■ Task goal ■
Gather from the listing below each line that includes the word "JSON", and copy it.

★ ★ ★ ★

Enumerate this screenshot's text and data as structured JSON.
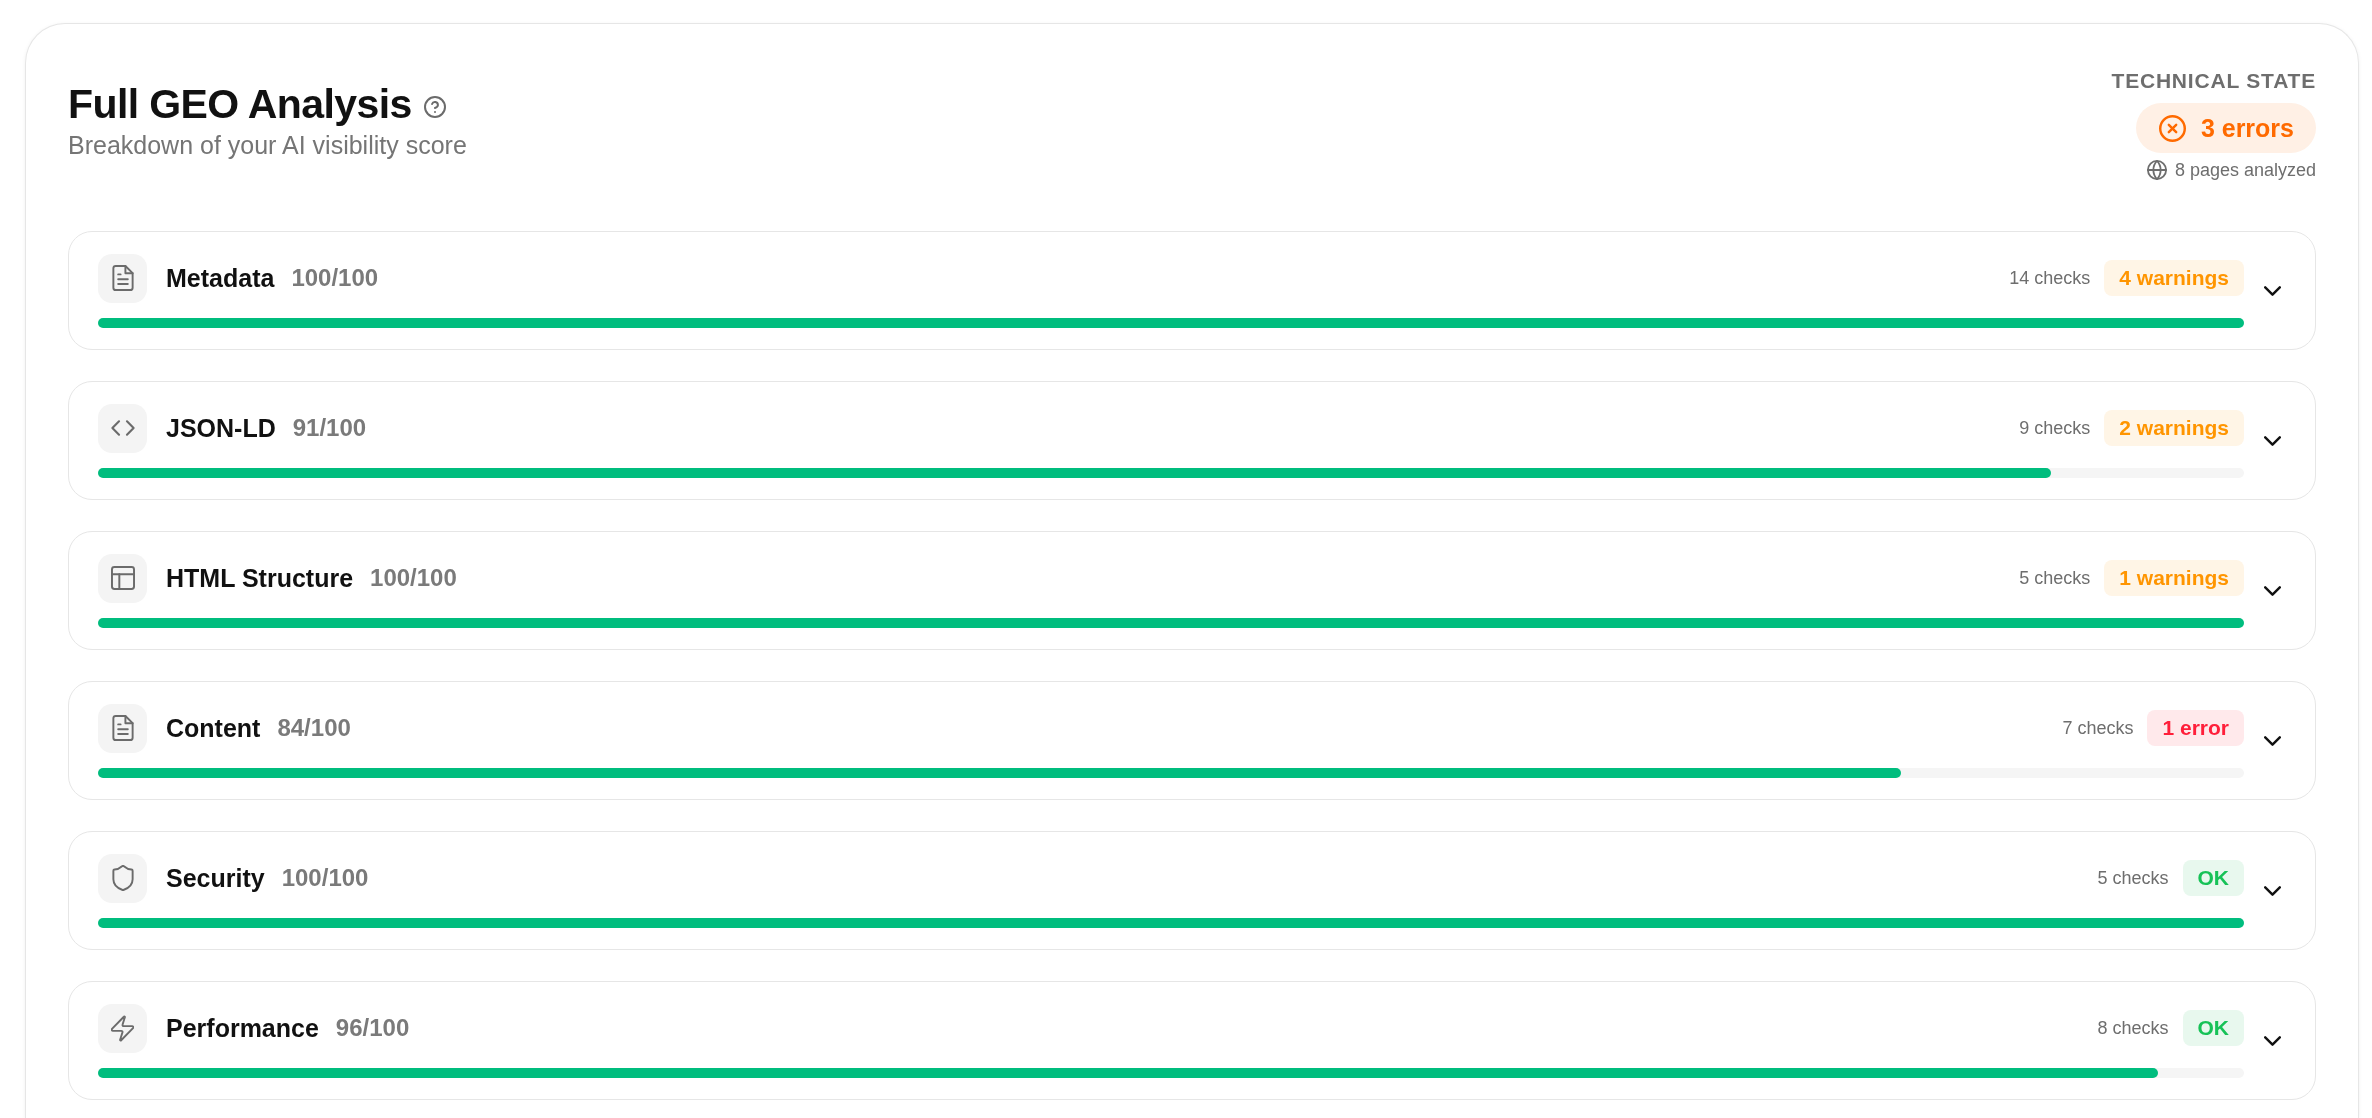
{
  "header": {
    "title": "Full GEO Analysis",
    "subtitle": "Breakdown of your AI visibility score"
  },
  "technical_state": {
    "label": "TECHNICAL STATE",
    "status": "3 errors",
    "pages": "8 pages analyzed"
  },
  "categories": [
    {
      "name": "Metadata",
      "score": "100/100",
      "level": 1,
      "checks": "14 checks",
      "badge": {
        "text": "4 warnings",
        "kind": "warning"
      },
      "expanded": false
    },
    {
      "name": "JSON-LD",
      "score": "91/100",
      "level": 0.91,
      "checks": "9 checks",
      "badge": {
        "text": "2 warnings",
        "kind": "warning"
      },
      "expanded": false
    },
    {
      "name": "HTML Structure",
      "score": "100/100",
      "level": 1,
      "checks": "5 checks",
      "badge": {
        "text": "1 warnings",
        "kind": "warning"
      },
      "expanded": false
    },
    {
      "name": "Content",
      "score": "84/100",
      "level": 0.84,
      "checks": "7 checks",
      "badge": {
        "text": "1 error",
        "kind": "error"
      },
      "expanded": false
    },
    {
      "name": "Security",
      "score": "100/100",
      "level": 1,
      "checks": "5 checks",
      "badge": {
        "text": "OK",
        "kind": "ok"
      },
      "expanded": false
    },
    {
      "name": "Performance",
      "score": "96/100",
      "level": 0.96,
      "checks": "8 checks",
      "badge": {
        "text": "OK",
        "kind": "ok"
      },
      "expanded": false
    }
  ]
}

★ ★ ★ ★

■ Result ■
Enumerate this screenshot's text and data as structured JSON.
      "name": "JSON-LD",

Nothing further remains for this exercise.